And by all prevailing standards the CBS military drama JAG (Tuesdays, 8 p.m. E.T.) was about the least-cool hit show on TV. It lauded the men and women of the Judge Advocate General corps, who investigate, prosecute and defend cases affecting military conduct. The twist was--well, that there was no twist. On JAG, the government really was good, save for a few bad apples. There were no systemic conspiracies. It was made with the cooperation of the Navy and the Marines. Its heroes, Lieut. Commander Harmon (Harm) Rabb Jr. (David James Elliott) and Lieut. Colonel Sarah (Mac) MacKenzie (Catherine Bell), were truth seekers, devoted to honor, duty and country. They could be partners or adversaries, and maintained an unresolved sexual tension. (Their dynamic made the show a kind of X-Files for people who trust authority.) He was a buff-bodied flying ace who packed a gun, a straight-arrow defense lawyer without the moral ambiguity of his counterparts on The Practice. She was a legal babe who didn't wear micro-minis or have sex with random men in car washes a la Ally McBeal.
In other words, watching JAG was like signing up for a permanent hitch in the Square Force. But now, suddenly, American flags are stitched into the logos of news broadcasts and the nation is abuzz about, of all things, the military justice system. As creator and executive producer Don Bellisario likes to say, "JAG didn't find its patriotism on Sept. 11." But America's renewed national pride has evidently found JAG. Ratings for the show, once known for appealing mainly to older viewers steeped in old-timey values, are up 39% this fall among 18-to-49-year-olds, and it has become a recurring fixture in the top 10. "JAG gives you permission to be patriotic," says CBS television president Leslie Moonves, "and everyone wants that."

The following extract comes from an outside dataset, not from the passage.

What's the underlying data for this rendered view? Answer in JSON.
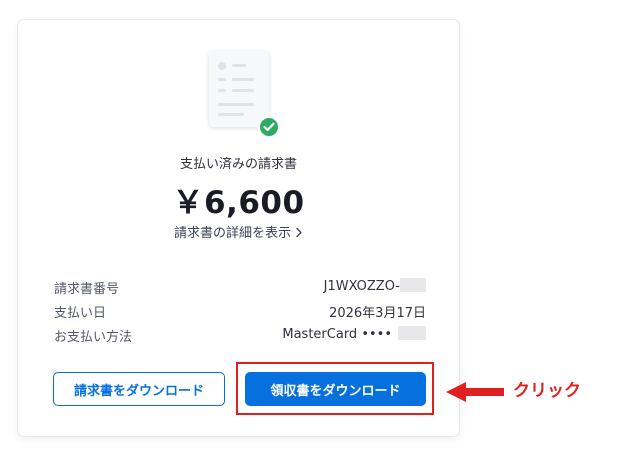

They didn't always. Bellisario (Magnum, P.I.; Quantum Leap) conceived the drama as "Top Gun meets A Few Good Men" and sold it to NBC, where it debuted in 1995. But in 1995-96, its first season on the network of Seinfeldian cool, JAG finished 77th in the ratings. nbc wanted more shootouts and hardware; Bellisario wanted to retain the legal drama. The show was headed for a dishonorable discharge when Moonves, seeing a good fit for his network's older audience, snapped it up, rolling gunslinging action and courtroom drama into one star-spangled package.